“For the briefest moment, there was no language barrier, and we understood each other perfectly.”
While researching in Piemonte, she visited Diana Strinati Baur, who owned an inn with her husband in Acqui Terme. The two friends explored the rolling hills of the Monferrato in search of the region’s finest amaretti cookies. “The second book was more about giving the regions their due,” Strinati Baur says. “Gina wanted people to understand what role sweets and desserts play in Italian households all over Italy, not just from the perspective of the restaurant.”
Strinati Baur introduced DePalma to Moriondo Virginio, her favorite fabbrica di amaretti, in the tiny medieval village of Mombaruzzo. These small bakeries are called “factories” because, unlike the ubiquitous pasticceria, they produce only one thing. “The bakers invited us back into the kitchen, where they were wrapping cookies,” Strinati Baur recalls. “Gina looked on the shelf and said, ‘Oh my god, that’s a bottle of armelline!’ which is the oil from the apricot kernels they use in traditional soft amaretti cookies. It’s illegal in the States, and she would always smuggle a bottle back to New York with her.”
DePalma describes the same encounter in a passage attached to her recipe for amaretti morbidi, inspired by that day’s vision. “Baker to baker, she looked into my eyes, and I suddenly felt the jolt of a familiar, happy connection with a kindred soul; one who commands a mixer and oven, day in and day out,” she writes. “For the briefest moment, there was no language barrier, and we understood each other perfectly.”
Though it was never an easy burden to carry, DePalma saw herself as a vessel for perpetuating Italy’s great culinary history. “The recipes and traditions of Italy, sweet or savory,” she writes in the manuscript, “will remain alive for generations to enjoy if they are made, loved, and passed along; it is as simple as that, and I am a happy, persistent evangelist for this message.”
To honor DePalma’s mission, we’re sharing several unpublished recipes from “My Sweet Italy” for the first time. With permission from her family, we’ve also included original photographs that DePalma captured herself both during her Italian travels and while recipe testing the book. As amateur cooks and pastry enthusiasts, we owe it to her memory to lovingly prepare these desserts in our own home kitchens. Gina reminds us in “My Sweet Italy” that, for Italians, patron saints are our advocates in heaven. Keeping her recipes alive in our ovens, exactly as she would’ve wanted, is a solemn but profound way we can continue to pay tribute to Santa Gina, the patron saint of the most divine Italian desserts.
“Twenty years ago, an obliging friend with a backyard fig tree was the only source I could find. This warm, spiced hybrid of cake and pudding features fresh figs bathed in warm honey and cinnamon, cooked just until they are soft and tender.”

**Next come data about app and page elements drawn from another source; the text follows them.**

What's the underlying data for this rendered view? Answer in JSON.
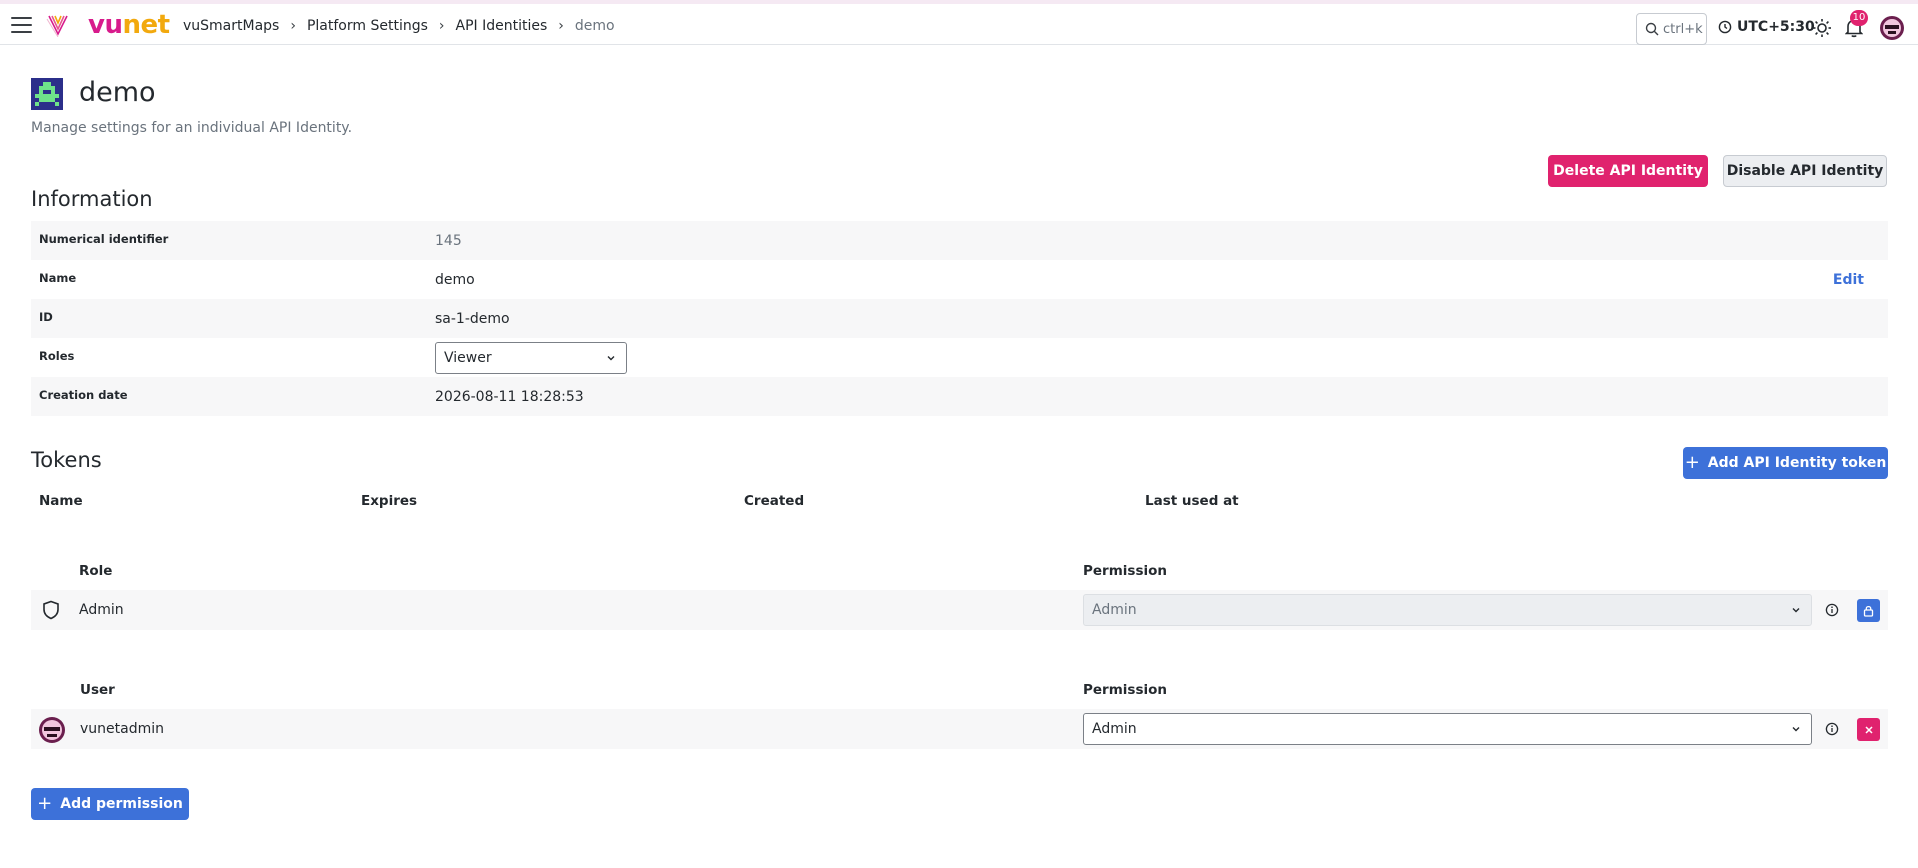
{
  "brand": {
    "logo_part1": "vu",
    "logo_part2": "net",
    "accent": "#d81b8c",
    "accent2": "#f2a90e"
  },
  "breadcrumb": {
    "items": [
      "vuSmartMaps",
      "Platform Settings",
      "API Identities"
    ],
    "current": "demo"
  },
  "topbar": {
    "search_placeholder": "ctrl+k",
    "timezone": "UTC+5:30",
    "notification_count": "10",
    "icons": [
      "menu-icon",
      "search-icon",
      "clock-icon",
      "sun-icon",
      "bell-icon",
      "avatar"
    ]
  },
  "page": {
    "title": "demo",
    "subtitle": "Manage settings for an individual API Identity."
  },
  "actions": {
    "delete_label": "Delete API Identity",
    "disable_label": "Disable API Identity"
  },
  "information": {
    "heading": "Information",
    "rows": [
      {
        "label": "Numerical identifier",
        "value": "145"
      },
      {
        "label": "Name",
        "value": "demo",
        "action": "Edit"
      },
      {
        "label": "ID",
        "value": "sa-1-demo"
      },
      {
        "label": "Roles",
        "value": "Viewer"
      },
      {
        "label": "Creation date",
        "value": "2026-08-11 18:28:53"
      }
    ]
  },
  "tokens": {
    "heading": "Tokens",
    "add_label": "Add API Identity token",
    "columns": [
      "Name",
      "Expires",
      "Created",
      "Last used at"
    ]
  },
  "permissions": {
    "role_section": {
      "col1": "Role",
      "col2": "Permission",
      "row": {
        "name": "Admin",
        "permission": "Admin",
        "locked": true
      }
    },
    "user_section": {
      "col1": "User",
      "col2": "Permission",
      "row": {
        "name": "vunetadmin",
        "permission": "Admin",
        "locked": false
      }
    },
    "add_label": "Add permission"
  },
  "colors": {
    "primary": "#3d71d9",
    "danger": "#e0226e",
    "row_bg": "#f7f7f8"
  }
}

“The almond macaroons known as amaretti are undoubtedly the iconic sweet of Italy, made and enjoyed in every region, with versions that can be hyperlocal from town to town, or even household to household. This is a hybrid of favorites I’ve sampled over the years. Pure almond paste provides a soft, chewy center.”
Orange Cake “Sottosopra”
“‘Sottosopra’ literally translates to ‘under-over,’ and this cake is my way of giving the American classic traditionally made with pineapple a sunny citrus twist. Oranges are available year-round, but the peak season from autumn to early winter is always the best time to find more uncommon varieties available at the market.”